2x3 + 4x2 - 1 - (2x3 - x2)​
or
2x3 + 4x2 - 1 - 2x3 + x2
the result is the same:
5x2 -1 .​

Now, divide (5x2 -1) by (x - 1/2) .
Corrections in red below:

No matter whether you take
2x3 + 3x2 - 1 - (2x3 - x2)​
or
2x3 + 3x2 - 1 - 2x3 + x2
the result is the same:
4x2 -1 .​

Now, divide (4x2 -1) by (x - 1/2) .

vela
Staff Emeritus
Homework Helper
The first one is 3x^2 - 1, and the second is 5x^2 - 1.

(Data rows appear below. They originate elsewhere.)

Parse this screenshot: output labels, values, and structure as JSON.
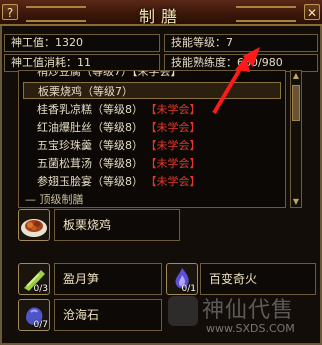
{
  "window": {
    "title": "制膳",
    "help_glyph": "?",
    "close_glyph": "✕"
  },
  "stats": {
    "value_label": "神工值：1320",
    "level_label": "技能等级：7",
    "cost_label": "神工值消耗：11",
    "proficiency_label": "技能熟练度：680/980"
  },
  "recipes": {
    "partial_top": "稍炒豆腐（等级7）【未学会】",
    "items": [
      {
        "name": "板栗烧鸡（等级7）",
        "req": ""
      },
      {
        "name": "桂香乳凉糕（等级8）",
        "req": "【未学会】"
      },
      {
        "name": "红油爆肚丝（等级8）",
        "req": "【未学会】"
      },
      {
        "name": "五宝珍珠羹（等级8）",
        "req": "【未学会】"
      },
      {
        "name": "五菌松茸汤（等级8）",
        "req": "【未学会】"
      },
      {
        "name": "参翅玉脍宴（等级8）",
        "req": "【未学会】"
      }
    ],
    "section_header": "— 顶级制膳"
  },
  "result": {
    "name": "板栗烧鸡",
    "icon": "dish-icon"
  },
  "materials": [
    {
      "name": "盈月笋",
      "count": "0/3",
      "icon": "bamboo-shoot-icon"
    },
    {
      "name": "百变奇火",
      "count": "0/1",
      "icon": "fire-icon"
    },
    {
      "name": "沧海石",
      "count": "0/7",
      "icon": "stone-icon"
    }
  ],
  "watermark": {
    "cn": "神仙代售",
    "url": "www.SXDS.COM"
  },
  "colors": {
    "accent_red": "#e23a2a",
    "frame_gold": "#a78541"
  }
}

I just did the long division again, and this time I got a remainder of -1 + 2x. I don't understand what I'm doing wrong. I've successfully done long division of polynomials before this. I also read all the posts in this topic. Although I don't understand why I should include 0x in the dividend. Isn't that always 0?
You just didn't finish. You can still divide 2x-1 by x-1/2. You keep going until the degree of the remainder is less than the degree of the divisor.

ehild
Homework Helper
Why don't you try a negative root, -1 for example?

ehild

You just didn't finish. You can still divide 2x-1 by x-1/2. You keep going until the degree of the remainder is less than the degree of the divisor.
Thanks a lot for this post. I finally got it to work. I ended up using -1 though after ehild raised it as a possibility. I see that it would have worked with 0.5 too though.

I also corrected the mistake I made in my original work.

Thanks a lot guys!

ehild
Homework Helper
Now, that the problem has been solved by the OP, I can show an other way of factoring the expression.
2x3+3x2-1=(2x3+2x2)+(x2-1)=2x2(x+1)+(x+1)(x-1)=(x+1)(2x2+x-1)=(x+1)(x+1)(2x-1)

ehild

SammyS
Staff Emeritus